(Records supplied Opens)

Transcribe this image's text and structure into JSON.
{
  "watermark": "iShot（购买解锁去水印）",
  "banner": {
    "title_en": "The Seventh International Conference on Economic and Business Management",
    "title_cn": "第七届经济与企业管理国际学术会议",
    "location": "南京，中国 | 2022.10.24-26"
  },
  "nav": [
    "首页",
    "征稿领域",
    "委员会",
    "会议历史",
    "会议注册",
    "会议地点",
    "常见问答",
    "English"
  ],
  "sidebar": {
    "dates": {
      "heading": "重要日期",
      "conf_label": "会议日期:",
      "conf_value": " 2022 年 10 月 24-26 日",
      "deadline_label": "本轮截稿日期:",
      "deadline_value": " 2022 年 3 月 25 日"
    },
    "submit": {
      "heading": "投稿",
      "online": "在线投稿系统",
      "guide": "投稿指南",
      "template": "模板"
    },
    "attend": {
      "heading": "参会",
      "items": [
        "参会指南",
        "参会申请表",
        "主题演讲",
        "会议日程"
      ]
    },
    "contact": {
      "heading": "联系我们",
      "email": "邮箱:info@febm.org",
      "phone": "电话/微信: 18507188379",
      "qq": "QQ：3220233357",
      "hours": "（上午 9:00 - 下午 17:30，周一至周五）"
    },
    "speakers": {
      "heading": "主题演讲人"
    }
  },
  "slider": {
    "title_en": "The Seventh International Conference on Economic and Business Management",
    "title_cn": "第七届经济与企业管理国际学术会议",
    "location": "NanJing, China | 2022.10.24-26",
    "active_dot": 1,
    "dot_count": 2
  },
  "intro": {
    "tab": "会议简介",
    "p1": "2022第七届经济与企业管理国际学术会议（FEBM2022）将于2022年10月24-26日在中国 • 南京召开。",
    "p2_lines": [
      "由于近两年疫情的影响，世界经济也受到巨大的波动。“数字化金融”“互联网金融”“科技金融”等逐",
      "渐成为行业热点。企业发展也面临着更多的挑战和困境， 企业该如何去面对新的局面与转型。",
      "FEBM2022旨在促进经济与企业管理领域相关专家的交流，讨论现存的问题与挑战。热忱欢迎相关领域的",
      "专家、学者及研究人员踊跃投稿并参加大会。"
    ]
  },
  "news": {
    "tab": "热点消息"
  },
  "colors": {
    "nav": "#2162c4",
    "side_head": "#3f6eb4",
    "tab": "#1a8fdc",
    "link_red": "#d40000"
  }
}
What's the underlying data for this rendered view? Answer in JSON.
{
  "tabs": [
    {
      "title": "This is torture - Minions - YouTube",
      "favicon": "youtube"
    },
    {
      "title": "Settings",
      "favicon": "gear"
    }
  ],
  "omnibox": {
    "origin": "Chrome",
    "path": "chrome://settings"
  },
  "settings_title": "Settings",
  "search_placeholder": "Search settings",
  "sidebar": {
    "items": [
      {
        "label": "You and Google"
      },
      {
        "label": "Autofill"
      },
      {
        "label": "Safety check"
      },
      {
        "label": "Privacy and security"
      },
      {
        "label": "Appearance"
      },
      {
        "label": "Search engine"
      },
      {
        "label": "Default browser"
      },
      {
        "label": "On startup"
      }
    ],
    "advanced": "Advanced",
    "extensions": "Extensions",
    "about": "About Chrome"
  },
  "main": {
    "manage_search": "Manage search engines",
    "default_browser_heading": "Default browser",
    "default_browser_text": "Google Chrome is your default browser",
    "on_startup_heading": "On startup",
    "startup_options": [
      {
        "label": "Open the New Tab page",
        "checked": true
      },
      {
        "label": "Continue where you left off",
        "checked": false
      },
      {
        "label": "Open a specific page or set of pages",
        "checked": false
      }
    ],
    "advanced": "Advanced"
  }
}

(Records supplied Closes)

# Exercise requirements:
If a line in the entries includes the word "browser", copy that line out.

# Output for this exercise:
        "label": "Default browser"
    "default_browser_heading": "Default browser",
    "default_browser_text": "Google Chrome is your default browser",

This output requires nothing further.